If the trail gets too tough, you can easily bail out along the way and catch a shuttle from any of the points mentioned above. If you make it to Fairyland Point, then walk a mile down Fairyland Point Spur road until you meet the main road where you can flag down the shuttle bus. There is no official shuttle stop there, so be sure to grab the driver’s attention.
The Navajo Loop Hike is an awesome hike to do in the afternoon. It quite short meaning you can try and time it perfectly to watch the sun go down over the canyon from the ending at Sunset Point. Plus, you park quite close, so you’ll have no need to rush before dark, and can watch the whole sunset unfurl in a relaxed manner.
The hike is 1.5 miles and rated as medium. It should take around two hours and can be done by most hiking abilities. It’s best to hike this route between June and mid-October as overnight freezing can close off parts of the trail.

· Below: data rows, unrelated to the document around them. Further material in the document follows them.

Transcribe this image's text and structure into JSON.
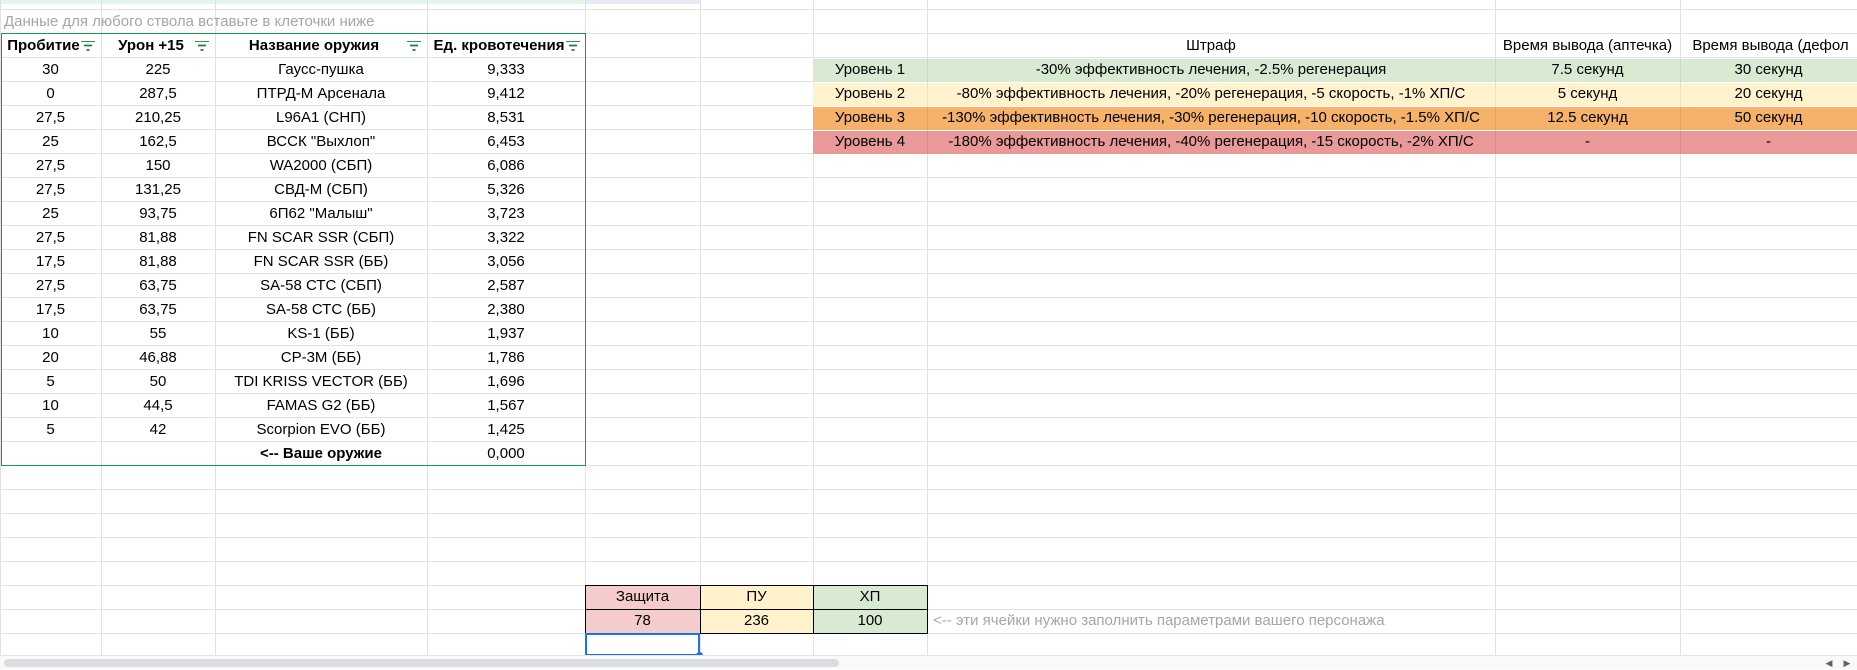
{
  "hint_top": "Данные для любого ствола вставьте  в клеточки ниже",
  "weapons_table": {
    "headers": [
      "Пробитие",
      "Урон +15",
      "Название оружия",
      "Ед. кровотечения"
    ],
    "rows": [
      [
        "30",
        "225",
        "Гаусс-пушка",
        "9,333"
      ],
      [
        "0",
        "287,5",
        "ПТРД-М Арсенала",
        "9,412"
      ],
      [
        "27,5",
        "210,25",
        "L96A1 (СНП)",
        "8,531"
      ],
      [
        "25",
        "162,5",
        "ВССК \"Выхлоп\"",
        "6,453"
      ],
      [
        "27,5",
        "150",
        "WA2000 (СБП)",
        "6,086"
      ],
      [
        "27,5",
        "131,25",
        "СВД-М (СБП)",
        "5,326"
      ],
      [
        "25",
        "93,75",
        "6П62 \"Малыш\"",
        "3,723"
      ],
      [
        "27,5",
        "81,88",
        "FN SCAR SSR (СБП)",
        "3,322"
      ],
      [
        "17,5",
        "81,88",
        "FN SCAR SSR (ББ)",
        "3,056"
      ],
      [
        "27,5",
        "63,75",
        "SA-58 СТС (СБП)",
        "2,587"
      ],
      [
        "17,5",
        "63,75",
        "SA-58 СТС (ББ)",
        "2,380"
      ],
      [
        "10",
        "55",
        "KS-1 (ББ)",
        "1,937"
      ],
      [
        "20",
        "46,88",
        "СР-3М (ББ)",
        "1,786"
      ],
      [
        "5",
        "50",
        "TDI KRISS VECTOR (ББ)",
        "1,696"
      ],
      [
        "10",
        "44,5",
        "FAMAS G2 (ББ)",
        "1,567"
      ],
      [
        "5",
        "42",
        "Scorpion EVO (ББ)",
        "1,425"
      ]
    ],
    "your_weapon": {
      "label": "<-- Ваше оружие",
      "value": "0,000"
    }
  },
  "penalty_table": {
    "headers": [
      "",
      "Штраф",
      "Время вывода (аптечка)",
      "Время вывода (дефол"
    ],
    "rows": [
      {
        "level": "Уровень 1",
        "penalty": "-30% эффективность лечения, -2.5% регенерация",
        "med": "7.5 секунд",
        "def": "30 секунд",
        "color": "#d9ead3"
      },
      {
        "level": "Уровень 2",
        "penalty": "-80% эффективность лечения, -20% регенерация, -5 скорость, -1% ХП/С",
        "med": "5 секунд",
        "def": "20 секунд",
        "color": "#fff2cc"
      },
      {
        "level": "Уровень 3",
        "penalty": "-130% эффективность лечения, -30% регенерация, -10 скорость, -1.5% ХП/С",
        "med": "12.5 секунд",
        "def": "50 секунд",
        "color": "#f6b26b"
      },
      {
        "level": "Уровень 4",
        "penalty": "-180% эффективность лечения, -40% регенерация, -15 скорость, -2% ХП/С",
        "med": "-",
        "def": "-",
        "color": "#ea9999"
      }
    ]
  },
  "params": {
    "headers": [
      "Защита",
      "ПУ",
      "ХП"
    ],
    "values": [
      "78",
      "236",
      "100"
    ],
    "colors": [
      "#f4cccc",
      "#fff2cc",
      "#d9ead3"
    ],
    "hint": "<-- эти ячейки нужно заполнить параметрами вашего персонажа"
  },
  "colors": {
    "grid_line": "#e2e2e2",
    "table_border": "#0f9d58",
    "filter_icon": "#188038",
    "selection": "#1a73e8"
  },
  "icons": {
    "filter": "filter-icon",
    "scroll_left": "chevron-left-icon",
    "scroll_right": "chevron-right-icon"
  }
}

There are some parts of this hike that have no shade and can get very hot in summer months but there are also sections that get no sun and are very cold. Remember to bring a lot of water and some warmer clothes, even if it is hot out.
The hike starts at Sunset Point and descends into the canyon and into Wall Street where you’ll be switching back through towering cliffs and huge Douglas For trees. As you continue on you’ll see stunning views of Thors Hammer, a rock formation that really does look like a giant hammer carve out of stone. You’ll also have great views into the Silent City of rock towers that look like temples and buildings. And to the east, you’ll notice the Temple of Osiris.
The loop takes you via the Navajo Benchmark and back up two bridges where you’ll get to see some very cool natural bridges that have been formed over thousands of years. After Two Bridges is a short hike to Sunset point, where if you have timed it right, you’ll get to see the sunset over the amazing scenery.
The Peekaboo Loop Hike is a great way to see some parts of Bryce National Park that are a bit further afield. It starts way down at Bryce Canyon and takes into areas that are only really accessible from this starting point.
The hike is around 5 miles long and does get quite busy. The elevation change is quite large but there are a lot of downhills as well as the uphills, so your legs do get a break now and then. It’s rated as a medium level hike and should be accomplishable by most. There is one downside to this hike though and that is the abundance of horse manure on the trail, don’t let it put you off, just be prepared for it and you’ll be fine.
The hike begins at Bryce Point where you get a lovely view of the canyon. You’ll then descend into it and hike amongst the amphitheater to the Wall Of Windows. The Wall Of Windows is a stunning rock formation that is full of holes, unsurprisingly. It’s like a block of different towers that nature has naturally put some windows into and it is well worth stopping for a look and photo.
Continuing on you’ll come close by to the Hindu Temples, and get quite a good look at them and then on to the Catherdral, another rock formation that looks remarkably human-made. Then, it’s a loopback around with amazing views to the east where you’ll see the Aligator and then back up to Bryce Point.
This trail is usually closed during winter and it’s best done in spring, summer or, fall.